Former Gov. George Deukmejian.

This Date in UCSF History: Mandatory AIDS Testing Criticized

Campus

[Originally published in Synapse - The UCSF student newspaper, April 17, 1982] Gov. George Deukmejian and a large media entourage swung through two UCSF labs on April 10 for an update on the state of AIDS research. On the same day, Assemblyman Art Agnos, D-San Francisco, attacked the governor for moving too timidly on the disease, because of its association with homosexuality.

Deukmejian was briefed by a team of AIDS researchers and clinicians, including Dr. Merle Sande, chairman of the UC Systemwide Task Force on AIDS and vice chairman of the UCSF Department of Medicine; Dr. Jay Levy, professor of medicine and one of the first scientists to isolate the AIDS virus; and Dr. Constance Wofsy, co-director of AIDS activities at San Francisco General Hospital.

The researchers and other UCSF officials thanked the governor for his assistance in funding AIDS research and credited state funding as one of the most important reasons for progress in understanding the disease.

“I've been very encouraged by what I've seen today,” Deukmejian said, indicating a realization of the importance of both research and education.

In the past, many scientists have bitterly criticized the governor for cutting the AIDS appropriations designated by the Legislature. There was no discussion at the UCSF event of whether the governor was considering the major increase in state support considered vital by researchers.

“We are opposed to any indiscriminate type of mandatory testing,” for the AIDS virus, Deukmejian said after his lab tour.

The comment was in reference to his controversial endorsement of mandatory tests under certain circumstances, made the previous day.

On April 4, Kenneth Kizer, director of the State Department of Health Services, proposed that the state be empowered to enforce tests on sex offenders and high-risk groups, such as gay men and intravenous drug users, during sudden AIDS outbreaks.

Mandatory tests are not considered necessary or desirable by most AIDS experts in the vast majority of cases.

The governor has stopped short of explicitly endorsing all of Kizer's recommendations. He said mandatory tests would be called for in case of “a clear and present danger” to a large portion of the public, but did not specify what would constitute such a condition.

He specifically endorsed mandatory tests for rapists and “mentally disordered sex offenders.” Deukmejian did not say how those two categories differed. Critics have charged that using vague criteria in forced testing would lead to unnecessary invasions of privacy and would increase anti-gay sentiment.

Deukmejian also said he supports the transfer of names of people who test positive for exposure to the AIDS virus to the state health department, as is the case with some other communicable diseases.

Many of those combatting AIDS feel the move would be dangerous and ineffective for a variety of reasons. Primary among these, said Holly Smith, spokeswoman for the San Francisco AIDS Foundation, is that the AIDS antibody test indicates exposure only — not whether the virus is active or if it can be passed on to others.

The state currently operates “alternative testing sites,” based on strict anonymity, which focus on educating people about safe sex practices. The program guarantees anonymity because “people who have an antibody positive test result can be denied insurance or employment, and face other forms of very awful discrimination,” said Smith. Such discrimination is based on unfounded fear, she added.

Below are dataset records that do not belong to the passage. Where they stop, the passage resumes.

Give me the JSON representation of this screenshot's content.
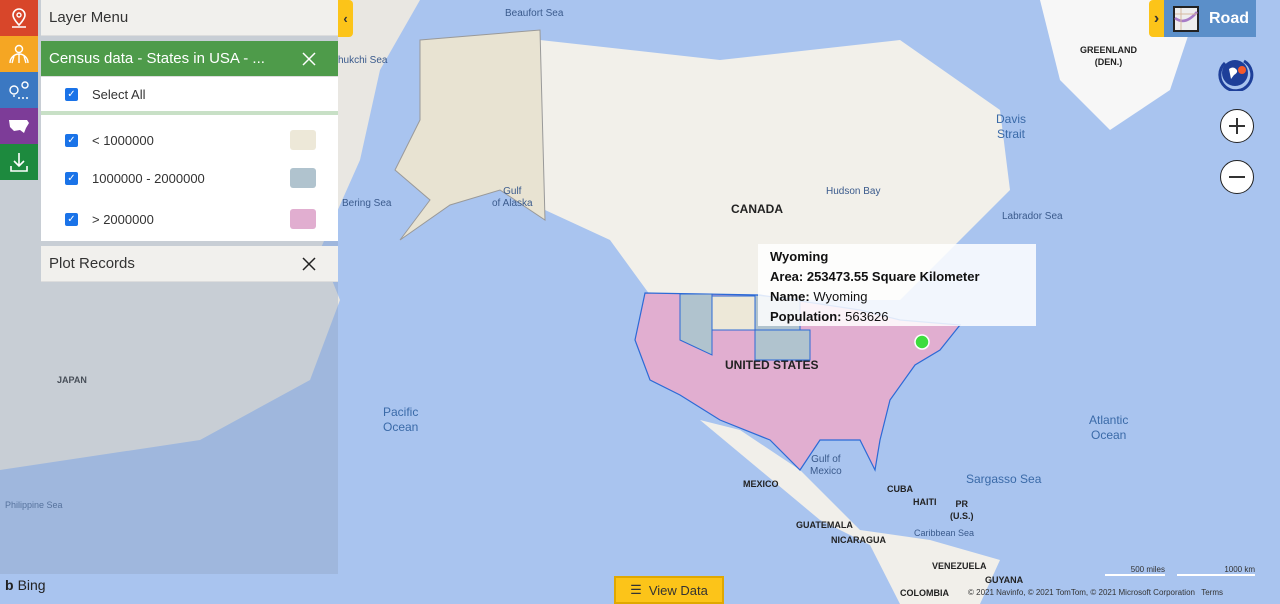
{
  "layer_menu": {
    "title": "Layer Menu"
  },
  "census_panel": {
    "title": "Census data - States in USA - ...",
    "select_all": "Select All",
    "items": [
      {
        "label": "< 1000000",
        "color": "#ede8d8",
        "checked": true
      },
      {
        "label": "1000000 - 2000000",
        "color": "#b0c3ce",
        "checked": true
      },
      {
        "label": "> 2000000",
        "color": "#e1aed0",
        "checked": true
      }
    ]
  },
  "plot_records": {
    "title": "Plot Records"
  },
  "sidebar": {
    "items": [
      {
        "icon": "map-pin-icon",
        "color": "#d8462a"
      },
      {
        "icon": "territory-globe-icon",
        "color": "#f5a623"
      },
      {
        "icon": "route-icon",
        "color": "#3b78c2"
      },
      {
        "icon": "usa-map-icon",
        "color": "#7d3c98"
      },
      {
        "icon": "download-icon",
        "color": "#1d8a3e"
      }
    ]
  },
  "map_type": {
    "label": "Road"
  },
  "tooltip": {
    "title": "Wyoming",
    "area": "Area: 253473.55 Square Kilometer",
    "name_label": "Name:",
    "name_value": "Wyoming",
    "pop_label": "Population:",
    "pop_value": "563626"
  },
  "view_data": {
    "label": "View Data"
  },
  "bing": "Bing",
  "scale": {
    "miles": "500 miles",
    "km": "1000 km"
  },
  "attribution": "© 2021 Navinfo, © 2021 TomTom, © 2021 Microsoft Corporation",
  "terms": "Terms",
  "map_labels": {
    "beaufort": "Beaufort Sea",
    "chukchi": "hukchi Sea",
    "greenland": "GREENLAND\n(DEN.)",
    "davis": "Davis\nStrait",
    "hudson": "Hudson Bay",
    "labrador": "Labrador Sea",
    "canada": "CANADA",
    "bering": "Bering Sea",
    "alaska_gulf": "Gulf\nof Alaska",
    "japan": "JAPAN",
    "us": "UNITED STATES",
    "pacific": "Pacific\nOcean",
    "atlantic": "Atlantic\nOcean",
    "sargasso": "Sargasso Sea",
    "mexico_gulf": "Gulf of\nMexico",
    "mexico": "MEXICO",
    "cuba": "CUBA",
    "haiti": "HAITI",
    "pr": "PR\n(U.S.)",
    "guatemala": "GUATEMALA",
    "nicaragua": "NICARAGUA",
    "caribbean": "Caribbean Sea",
    "venezuela": "VENEZUELA",
    "guyana": "GUYANA",
    "colombia": "COLOMBIA",
    "philippine": "Philippine Sea"
  }
}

The governor's ostensible goal for the transfer of names would be to implement the public health tool of “contact tracing,” used for many sexually transmitted diseases. This method involves contacting and treating sexual partners of a person known to have a communicable disease. But contact tracing has no applicability to AIDS, Smith said, because there is no treatment for the disease.

The Foundation believes ending the policy of anonymous testing would be a major mistake. Passing names to the state would erode educational efforts — the main tool for fighting the disease — by driving potential AIDS victims further underground, she said.

And the Foundation believes potential AIDS victims may resort to risky, anonymous sex — instead of safer sex practices — for fear that they later would be asked to report sex partners to state authorities.